Please copy the data exactly as it stands, minus the images.

------------------------------------------------

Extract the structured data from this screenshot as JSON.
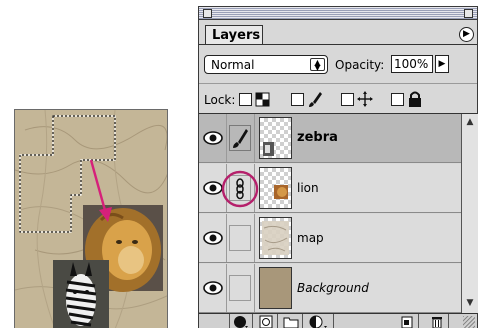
{
  "palette": {
    "tab_label": "Layers",
    "menu_icon": "palette-menu-arrow-icon"
  },
  "blend_mode": {
    "selected": "Normal"
  },
  "opacity": {
    "label": "Opacity:",
    "value": "100%"
  },
  "lock": {
    "label": "Lock:"
  },
  "layers": [
    {
      "name": "zebra",
      "selected": true,
      "link_icon": "brush-icon"
    },
    {
      "name": "lion",
      "selected": false,
      "link_icon": "link-chain-icon"
    },
    {
      "name": "map",
      "selected": false,
      "link_icon": ""
    },
    {
      "name": "Background",
      "selected": false,
      "link_icon": ""
    }
  ],
  "colors": {
    "highlight_circle": "#b5206b",
    "arrow": "#d6207a",
    "selected_row": "#b8b8b8"
  },
  "bottom_buttons": [
    "layer-style-icon",
    "add-mask-icon",
    "new-set-icon",
    "adjustment-layer-icon",
    "new-layer-icon",
    "trash-icon"
  ]
}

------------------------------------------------

• _Written answer_:
Extract the structured data from this screenshot as JSON.
{
  "palette": {
    "tab_label": "Layers",
    "menu_icon": "palette-menu-arrow-icon"
  },
  "blend_mode": {
    "selected": "Normal"
  },
  "opacity": {
    "label": "Opacity:",
    "value": "100%"
  },
  "lock": {
    "label": "Lock:"
  },
  "layers": [
    {
      "name": "zebra",
      "selected": true,
      "link_icon": "brush-icon"
    },
    {
      "name": "lion",
      "selected": false,
      "link_icon": "link-chain-icon"
    },
    {
      "name": "map",
      "selected": false,
      "link_icon": ""
    },
    {
      "name": "Background",
      "selected": false,
      "link_icon": ""
    }
  ],
  "colors": {
    "highlight_circle": "#b5206b",
    "arrow": "#d6207a",
    "selected_row": "#b8b8b8"
  },
  "bottom_buttons": [
    "layer-style-icon",
    "add-mask-icon",
    "new-set-icon",
    "adjustment-layer-icon",
    "new-layer-icon",
    "trash-icon"
  ]
}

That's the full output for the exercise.